Aoyama A, Hamatake RK and Hayashi M (1983) In vitro synthesis of bacteriophage phi X174 by purified components. Proceedings of the National Academy of Science USA 80: 4195–4199.

Dokland T, McKenna R, Ilag LL et al. (1997) Structure of a viral procapsid with molecular scaffolding. Nature 389: 308–313.

Fane BA, Brentlinger KL, Burch AD et al. (2006) ϕX174 et al. In: Calender R (ed.) The Bacteriophages, pp. 129–145. London: Oxford Press.

Fane BA and Prevelige PE Jr (2003) Mechanism of scaffolding‐assisted viral assembly. Advances in Protein Chemistry 64: 259–299.

Kornberg A (1982) Supplement to DNA Replication. San Francisco: Freeman.

Sertic V and Bulgakov N (1935) Classification et identification des typhi‐phage. Comptes Rendus des Seances de la Societe de Biologie et de ses Filiales 119: 1270–1272.

Wichman HA, Badgett MR, Scott LA et al. (1999) Different trajectories of parallel evolution during viral adaptation. Science 285: 422–424.

Wichman HA, Scott LA, Yarber CD et al. (2000) Experimental evolution recapitulates natural evolution. Philosophical Transactions of the Royal Society of London B: Biological Sciences 355: 1677–1684.

Young R and Wang I‐N (2006) Phage Lysis, The Bacteriophages, R. Calendar. 104‐128. London: Oxford.

Zlotnick A and Fane BA (2010) Mechanisms of icosahedral virus assembly. In: Agbandje‐McKenna M and McKenna R (eds) Structural Virology, pp. 180–202. London: Royal Society of Chemistry.

Contact Editor close
Submit a note to the editor about this article by filling in the form below.

* Required Field

How to Cite close
Cherwa, James E, and Fane, Bentley A(May 2011) Microviridae: Microviruses and Gokushoviruses.

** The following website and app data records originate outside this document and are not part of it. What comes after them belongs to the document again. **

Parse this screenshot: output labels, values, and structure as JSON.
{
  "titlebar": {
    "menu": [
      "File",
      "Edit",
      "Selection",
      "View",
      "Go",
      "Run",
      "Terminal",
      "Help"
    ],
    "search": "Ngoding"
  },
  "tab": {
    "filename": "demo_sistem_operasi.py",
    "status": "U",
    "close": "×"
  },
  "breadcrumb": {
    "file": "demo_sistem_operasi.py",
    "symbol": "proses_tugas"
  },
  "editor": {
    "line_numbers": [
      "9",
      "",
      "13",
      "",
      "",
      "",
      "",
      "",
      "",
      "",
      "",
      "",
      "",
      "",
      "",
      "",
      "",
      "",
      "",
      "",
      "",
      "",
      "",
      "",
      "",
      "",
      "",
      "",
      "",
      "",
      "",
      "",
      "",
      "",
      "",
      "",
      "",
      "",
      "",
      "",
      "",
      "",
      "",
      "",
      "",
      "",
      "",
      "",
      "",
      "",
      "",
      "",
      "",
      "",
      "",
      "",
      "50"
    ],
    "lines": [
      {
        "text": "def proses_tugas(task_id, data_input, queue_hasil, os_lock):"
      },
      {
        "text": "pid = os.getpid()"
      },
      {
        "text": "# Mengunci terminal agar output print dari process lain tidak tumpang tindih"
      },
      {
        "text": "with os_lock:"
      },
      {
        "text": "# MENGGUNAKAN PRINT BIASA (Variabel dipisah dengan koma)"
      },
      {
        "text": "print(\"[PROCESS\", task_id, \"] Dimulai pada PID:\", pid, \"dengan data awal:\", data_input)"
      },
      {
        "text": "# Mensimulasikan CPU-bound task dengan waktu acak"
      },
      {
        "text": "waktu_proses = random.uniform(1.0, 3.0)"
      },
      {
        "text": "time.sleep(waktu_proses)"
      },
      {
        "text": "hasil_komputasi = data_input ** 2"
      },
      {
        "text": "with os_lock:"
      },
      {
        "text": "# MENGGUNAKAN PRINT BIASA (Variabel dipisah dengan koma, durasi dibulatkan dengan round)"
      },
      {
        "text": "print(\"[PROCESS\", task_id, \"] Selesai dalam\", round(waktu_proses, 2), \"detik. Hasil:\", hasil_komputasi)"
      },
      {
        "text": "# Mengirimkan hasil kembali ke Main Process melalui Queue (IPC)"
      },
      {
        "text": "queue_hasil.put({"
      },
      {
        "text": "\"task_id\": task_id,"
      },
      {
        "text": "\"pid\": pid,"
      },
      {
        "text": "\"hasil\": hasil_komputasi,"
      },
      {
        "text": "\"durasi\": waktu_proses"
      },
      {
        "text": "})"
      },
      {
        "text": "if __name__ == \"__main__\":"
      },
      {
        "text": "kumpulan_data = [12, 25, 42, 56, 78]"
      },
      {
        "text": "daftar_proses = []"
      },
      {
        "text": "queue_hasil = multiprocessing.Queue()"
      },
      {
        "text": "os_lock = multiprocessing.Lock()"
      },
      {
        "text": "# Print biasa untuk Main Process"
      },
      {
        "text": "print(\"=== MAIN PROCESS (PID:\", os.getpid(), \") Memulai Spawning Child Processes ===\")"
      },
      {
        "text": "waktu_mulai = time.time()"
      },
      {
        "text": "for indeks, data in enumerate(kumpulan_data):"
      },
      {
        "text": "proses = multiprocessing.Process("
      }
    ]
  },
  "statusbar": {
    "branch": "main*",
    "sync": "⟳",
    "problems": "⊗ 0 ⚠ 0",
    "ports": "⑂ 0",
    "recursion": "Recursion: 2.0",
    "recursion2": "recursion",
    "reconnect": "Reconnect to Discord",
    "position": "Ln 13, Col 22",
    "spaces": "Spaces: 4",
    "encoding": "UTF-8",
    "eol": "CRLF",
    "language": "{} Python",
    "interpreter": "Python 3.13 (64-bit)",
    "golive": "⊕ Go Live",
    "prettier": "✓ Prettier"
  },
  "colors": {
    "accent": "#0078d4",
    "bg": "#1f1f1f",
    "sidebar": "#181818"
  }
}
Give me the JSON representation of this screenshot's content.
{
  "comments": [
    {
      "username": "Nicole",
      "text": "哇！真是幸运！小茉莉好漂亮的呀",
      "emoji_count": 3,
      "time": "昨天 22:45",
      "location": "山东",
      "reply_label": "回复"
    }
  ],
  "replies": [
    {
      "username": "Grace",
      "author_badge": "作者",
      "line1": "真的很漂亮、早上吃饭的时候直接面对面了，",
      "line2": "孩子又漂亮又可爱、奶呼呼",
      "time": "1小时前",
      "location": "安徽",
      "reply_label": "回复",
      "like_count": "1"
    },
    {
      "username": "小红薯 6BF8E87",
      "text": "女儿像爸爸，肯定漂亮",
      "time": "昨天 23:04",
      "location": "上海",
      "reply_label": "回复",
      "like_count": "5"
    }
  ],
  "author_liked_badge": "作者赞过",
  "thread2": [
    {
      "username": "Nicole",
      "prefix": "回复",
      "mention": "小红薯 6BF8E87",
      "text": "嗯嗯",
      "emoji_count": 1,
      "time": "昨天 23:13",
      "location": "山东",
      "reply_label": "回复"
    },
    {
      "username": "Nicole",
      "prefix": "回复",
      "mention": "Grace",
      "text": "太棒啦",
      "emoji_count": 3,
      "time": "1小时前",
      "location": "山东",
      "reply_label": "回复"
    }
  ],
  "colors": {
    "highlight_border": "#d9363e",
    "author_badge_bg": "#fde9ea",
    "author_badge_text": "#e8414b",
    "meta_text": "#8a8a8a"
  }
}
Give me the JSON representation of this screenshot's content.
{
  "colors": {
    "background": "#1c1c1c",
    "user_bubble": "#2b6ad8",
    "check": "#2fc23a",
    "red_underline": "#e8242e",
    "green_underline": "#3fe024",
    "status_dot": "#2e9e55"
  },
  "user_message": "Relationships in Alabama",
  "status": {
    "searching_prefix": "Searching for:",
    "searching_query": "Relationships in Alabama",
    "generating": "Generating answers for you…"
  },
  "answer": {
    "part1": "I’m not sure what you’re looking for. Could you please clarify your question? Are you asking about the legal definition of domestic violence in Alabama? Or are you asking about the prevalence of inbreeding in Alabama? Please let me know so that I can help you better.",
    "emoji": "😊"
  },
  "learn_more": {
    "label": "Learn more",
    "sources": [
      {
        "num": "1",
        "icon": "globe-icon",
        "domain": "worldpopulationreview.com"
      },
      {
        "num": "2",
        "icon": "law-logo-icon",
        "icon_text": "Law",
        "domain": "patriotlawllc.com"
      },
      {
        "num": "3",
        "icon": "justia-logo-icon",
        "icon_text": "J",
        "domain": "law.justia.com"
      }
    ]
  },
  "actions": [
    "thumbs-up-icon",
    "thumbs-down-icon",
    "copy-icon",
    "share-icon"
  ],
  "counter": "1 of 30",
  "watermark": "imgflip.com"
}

In: eLS. John Wiley & Sons Ltd, Chichester. http://www.els.net [doi: 10.1002/9780470015902.a0000781.pub2]